There is an element of mutual assured destruction in not going to an arbiter. Frankly, I would have more trust in a judge than I would in an arbiter who might know nothing of chess. You have more faith in the Sport Dispute Resolution Centre of Canada than I do. My experience of the legal system is that they usually but not always get it somewhat right if you stick to your guns and don't cave in to your fears in the face of adversity.

Pierre Dénommée
12-21-2018, 01:20 PM
My experience with the legal system is that many victims have been forced to forfeit their rights because they couldn't afford the trial or because the cost of the trial would be higher then the amount of the damaged that the plaintiff would get. The University o Montreal has developed an online justice application the is used an BC and in Ontario but that Quebec stubbornly refuses to use.
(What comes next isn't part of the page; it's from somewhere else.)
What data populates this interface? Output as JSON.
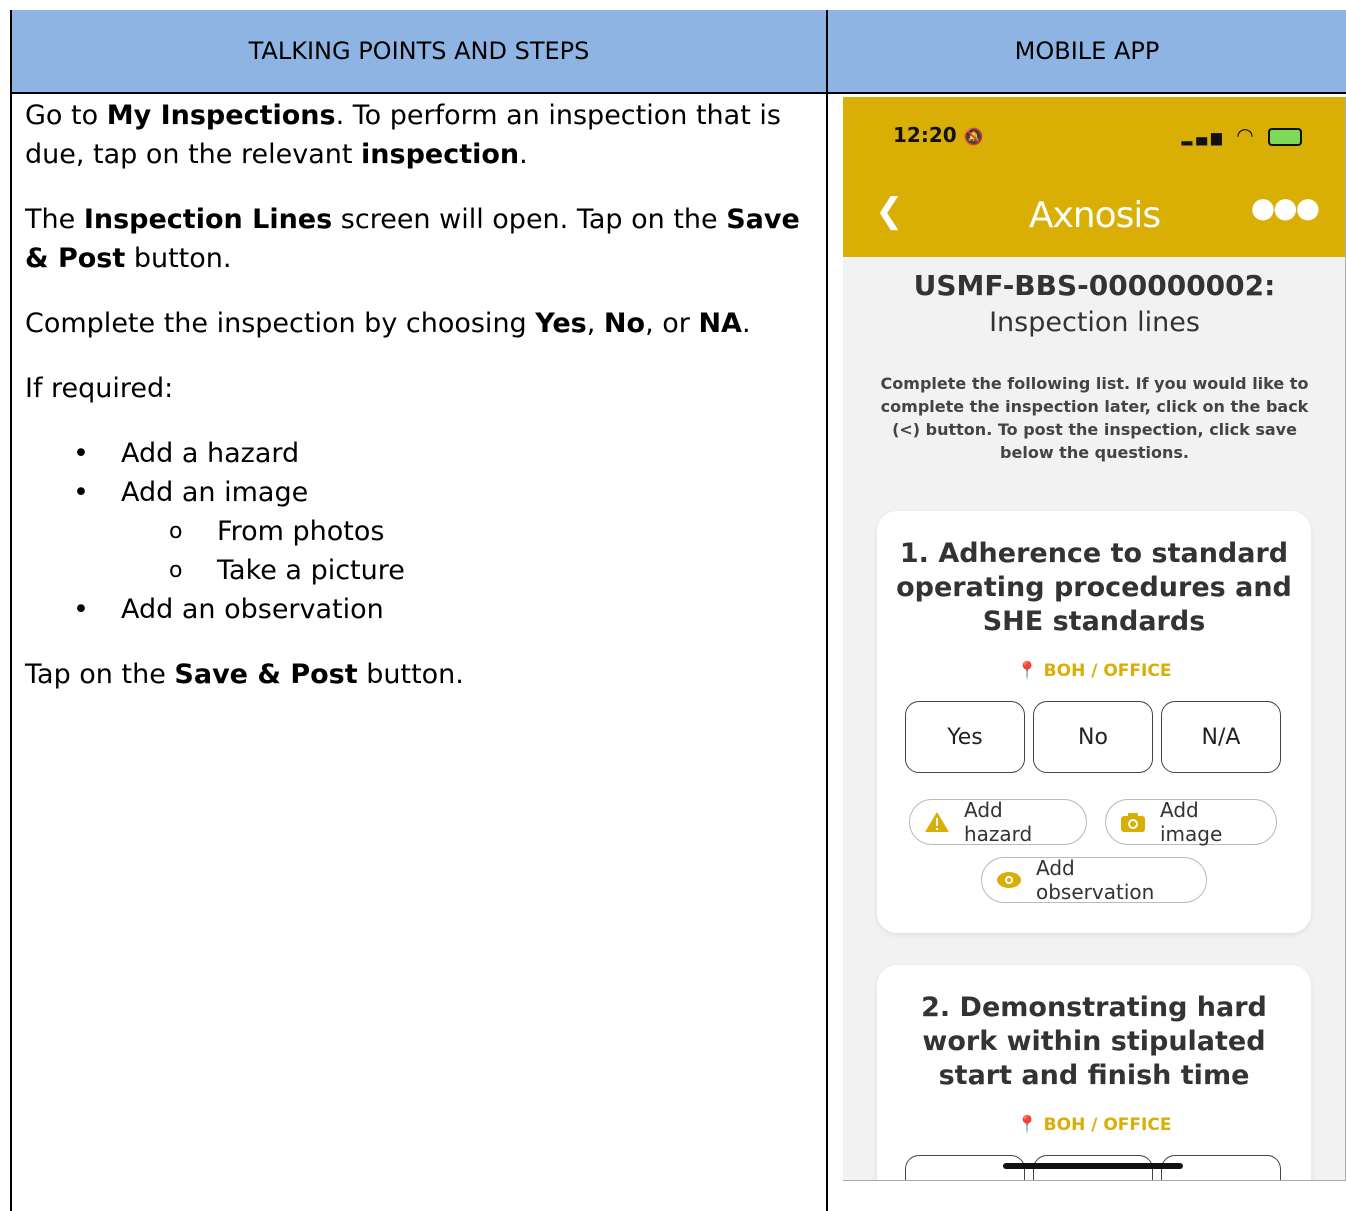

The reason arbitrators are use by all other National Sport Organizations has noting to do with the confidence that we might have in the arbitrator, mediation and arbitration are the only dispute resolution techniques that can produce a final solution within the required time-frame.

Lyle Craver
12-21-2018, 06:44 PM
Several meetings ago there was a try to attract people and start a work. Did it move anywhere? Shall we start a process again? Just discussing a semantic will not change the Handbook.

Youth Coordinator mentioned issues about the Youth World and Canada in the next year. This is a good test for Voting members and Execs to work quickly and set rules/procedure/you-name-it.

Olympiad - this requires collections of all motions to update the website version. Unless there are some new thoughts. Victor & Hal, do you have any new input required for a smooth work? Probably, at least, it's time to set a schedule with concrete dates for the next Olympiad.

Closed - the recent bid was accepted (some my concerns left unanswered, though). Not yet in public view.

Rating system - I think a rating auditor was supervising its section and it should be up-to date. Though, I don't recall many changes over past several years.

Paul Leblanc has volunteered to revise the section on ratings when we're ready and I can think of no one better.

I see the Handbook Revision project more in terms of consolidating motions and generally making our documents MUCH easier to access and use. As national secretary I have to access the Handbook more than most of you and my preferred way is to go to the website and doing a find on the phrase I'm looking for. As an example, before each quarterly meeting I go to the Handbook page and make sure I re-read the section on Online meetings to refresh my memory and make sure everything gets done right. Our practice varies a bit but not hugely from the regs of 10 years ago.